When you come into the Promised Land and move into houses you did not build, take over crops you did not plant, and eat victuals you did not grow, then beware lest you forget the Lord. (Deuteronomy 6:12)
Don’t forget. Unless you need to.
The theme of half the sermons from Old Testament prophets is “Remember, O Israel.” The Hebrew word is zakar and it’s justifiably a big deal in God’s Word.
But there is a lot to be said for forgetting, too. Much in our lives does not need to be retained.
I heard of Jill Price, a California woman who remembers everything. Not that she wants to. Ever since she was 8 years old, beginning in 1974, her mind appears to have switched on some feature the rest of us do not have and wouldn’t want in a thousand years. From 1980 forward, she has “near perfect” recall on everything.
By “everything,” we mean what she had for dinner, what she watched on television, the news that night, the temperature, conversations, everything.
Jill Price’s story is told in a book some have called “the weirdest book of the year” with the title The Woman Who Can’t Forget.
A professor of neurobiology at the University of California-Irvine, James L. McGaugh, has studied Jill Price for years, giving her every kind of scientific test imaginable, and coined the name for her condition: Hyperthymestic syndrome. It means her memory is over-developed. Which is like saying the Eiffel Tower is tall.
Over the years, Professor McGaugh found two other persons afflicted with the same inability to turn loose of yesterday. One of the two, Brad Williams, radio announcer, remembers everything back to age 4, and like the other two, is a compulsive collector of memorabilia (beanie babies, “Flintstone” junk, and such).
Jill Price admits she was a pain to grow up with. “I was always correcting my parents about things they claimed I had said, or that they had said to me, which, as you can imagine, didn’t go over very well.”
Newsweek reporter Jerry Adler wrote, “But the sobering thing about Price’s book is how banal most of her memories are.

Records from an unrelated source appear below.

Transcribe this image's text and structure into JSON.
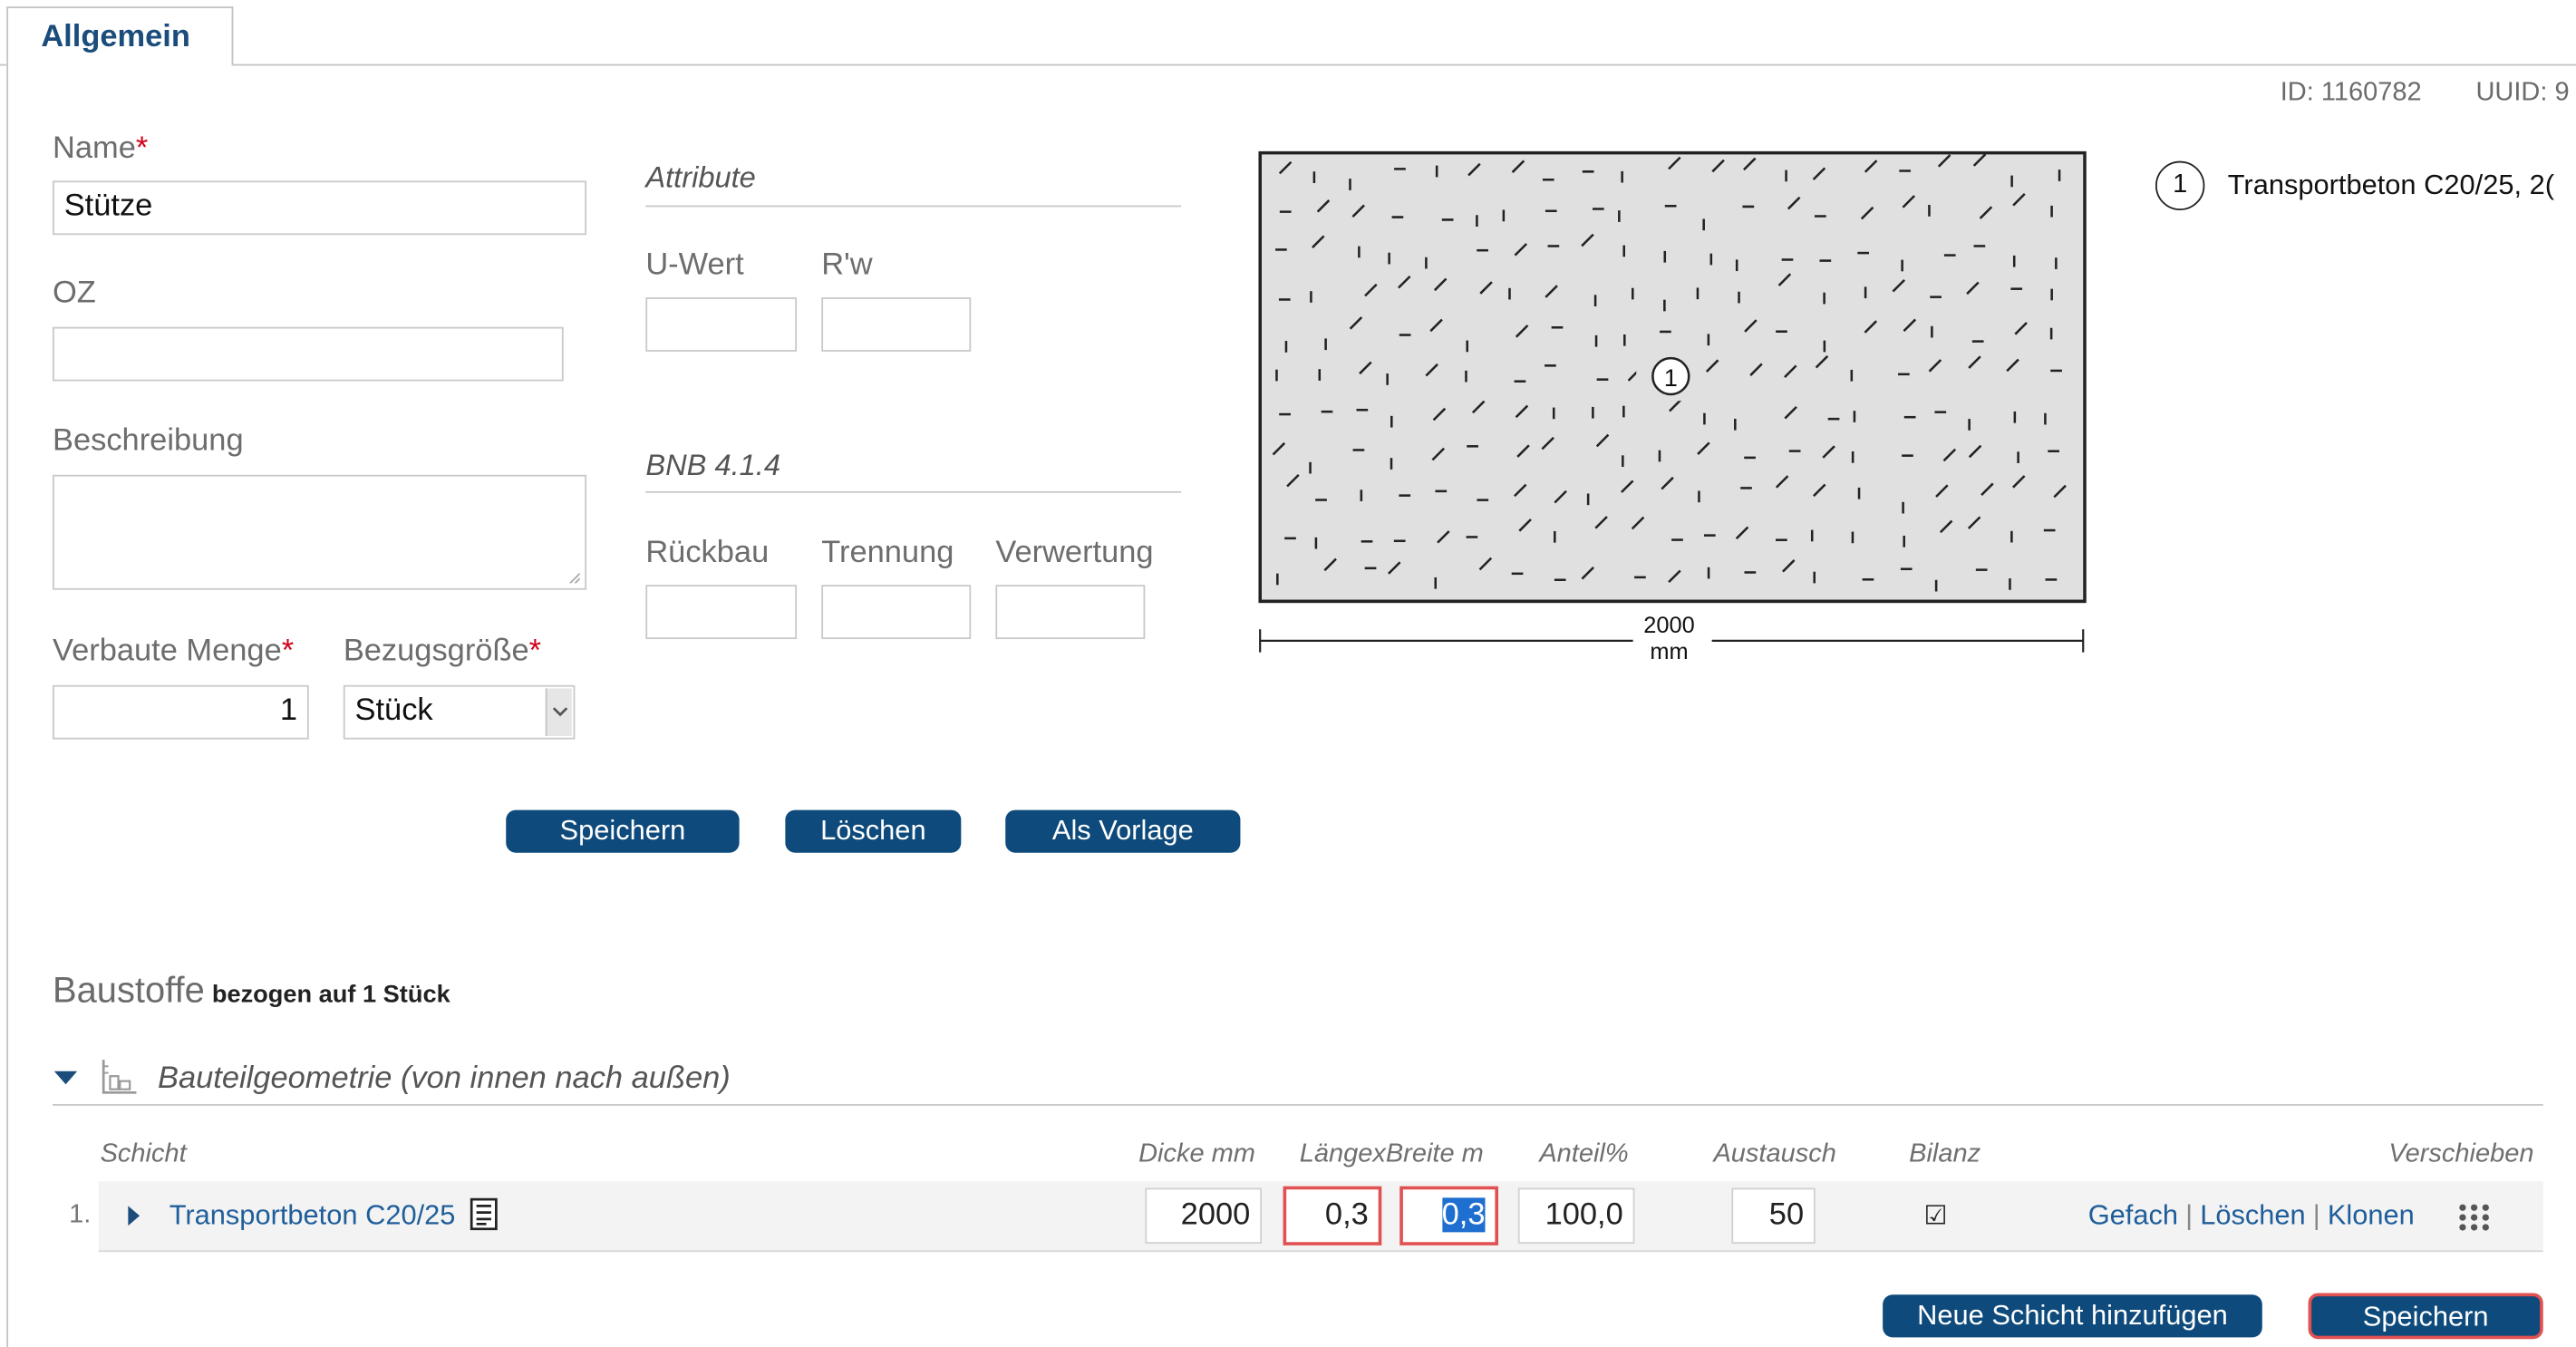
{
  "tab": {
    "label": "Allgemein"
  },
  "meta": {
    "id": "ID: 1160782",
    "uuid": "UUID: 9"
  },
  "form": {
    "name_label": "Name",
    "name_value": "Stütze",
    "oz_label": "OZ",
    "oz_value": "",
    "beschreibung_label": "Beschreibung",
    "verbaute_menge_label": "Verbaute Menge",
    "verbaute_menge_value": "1",
    "bezugsgroesse_label": "Bezugsgröße",
    "bezugsgroesse_value": "Stück",
    "required_mark": "*"
  },
  "attribute": {
    "title": "Attribute",
    "uwert_label": "U-Wert",
    "rw_label": "R'w"
  },
  "bnb": {
    "title": "BNB 4.1.4",
    "rueckbau_label": "Rückbau",
    "trennung_label": "Trennung",
    "verwertung_label": "Verwertung"
  },
  "drawing": {
    "marker": "1",
    "dimension_value": "2000",
    "dimension_unit": "mm",
    "legend_text": "Transportbeton C20/25, 2(",
    "hatch_color": "#e0e0e0"
  },
  "actions": {
    "save": "Speichern",
    "delete": "Löschen",
    "template": "Als Vorlage"
  },
  "baustoffe": {
    "title": "Baustoffe",
    "subtitle": "bezogen auf 1 Stück",
    "group_title": "Bauteilgeometrie (von innen nach außen)"
  },
  "table": {
    "headers": {
      "schicht": "Schicht",
      "dicke": "Dicke mm",
      "laengexbreite": "LängexBreite m",
      "anteil": "Anteil%",
      "austausch": "Austausch",
      "bilanz": "Bilanz",
      "verschieben": "Verschieben"
    },
    "rows": [
      {
        "index": "1.",
        "material": "Transportbeton C20/25",
        "dicke": "2000",
        "laenge": "0,3",
        "breite": "0,3",
        "anteil": "100,0",
        "austausch": "50",
        "bilanz": "☑",
        "link_gefach": "Gefach",
        "link_loeschen": "Löschen",
        "link_klonen": "Klonen",
        "separator": "|"
      }
    ]
  },
  "footer": {
    "add_layer": "Neue Schicht hinzufügen",
    "save": "Speichern"
  },
  "colors": {
    "brand_blue": "#0e4a7b",
    "link_blue": "#1f5e9a",
    "required_red": "#d0021b",
    "error_border": "#e05151"
  }
}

The days go by, lunch follows breakfast, 10th grade turns inexorably into 11th and a lot of the time, as McGaugh says, you just hang out.”
My hunch is not a single soul reading this has given thanks lately for the ability to forget. I know I haven’t. But I will from now on.
So many things in our past need to be thrown away, the door closed on it, and that space never revisited again. Forgiven sins need to be forgotten. No need to dredge them up again; they’re gone. God promises in both testaments that “their sins and iniquities I will remember no more.” (Isaiah 43:25; Jeremiah 31:34; Hebrews 8:12 and 10:17)
If He forgets them, so may we. Thank God. Those who cannot turn loose of forgiven sins burden themselves with the minutae of yesterday’s slights and offenses, neglects and omissions, and limit their ability to function today.
Something else it’s great to forget is slights and hurts inflicted by others. “Love is not quick to take offense,” says I Corinthians 13:5 (in some translations). Don’t we all appreciate a friend who ignores neglect or foolishness on our part!
While we want to forget the sins which Christ paid for and God forgave, what we must not forget is the fact of that forgiveness. The Apostle Peter lists a number of Godly virtues we would do well to practice. If they are yours, he writes, and if they are growing, the result will be to make you useful and fruitful in Christ’s knowledge. However: “he who lacks these qualities is blind or short-sighted, having forgotten his purification from his former sins.” (II Peter 1:9)
A sign of health in an individual is that his memory and his forgetter function appropriately. He recalls what he ought to keep and forgets everything that is unnecessary or toxic.
Sin, as it does with everything else in our lives, messes with our memory and fouls up our forgetter. We start reliving old pains and wrongs, mediating over ancient slights and miseries, salivating over sins and stupidities of earlier years. A graphic line from Proverbs comes to mind here: “Like a dog that returns to its vomit, is a fool who repeats his folly.” (Proverbs 26:11)
The same little New Testament epistle that reminded us not to forget our “purification from former sins,” repeats the line about the dog’s vomit and adds another: returning to one’s former sins is like a sow re-entering her muddy wallow.
The Lord Jesus provided two ordinances to assist us in recalling the most important aspects of His life–the Lord’s supper shows His death, and baptism (when done right) pictures His burial and resurrection. He knew we needed help with our remembering.
I also need help with my forgetting, Lord. Got any ordinances for that?
I heard of a godly woman who was having a nice chat with someone who had been particularly despiteful to her in former years. A friend watching that scene approached her later. “How can you treat her so kindly after what she did to you?”
The woman answered, “Oh, I distinctly remember forgetting that.”
Albert Einstein was once asked for his home phone number. He walked over to the desk, pulled out a phone book, and looked it up. His visitor was stunned. “The amazing Einstein does not remember his own phone number?”
Einstein said, “I refuse to clutter my mind with information easily obtainable elsewhere.”
Ah, what to remember, what to forget.
“Help us, Father.”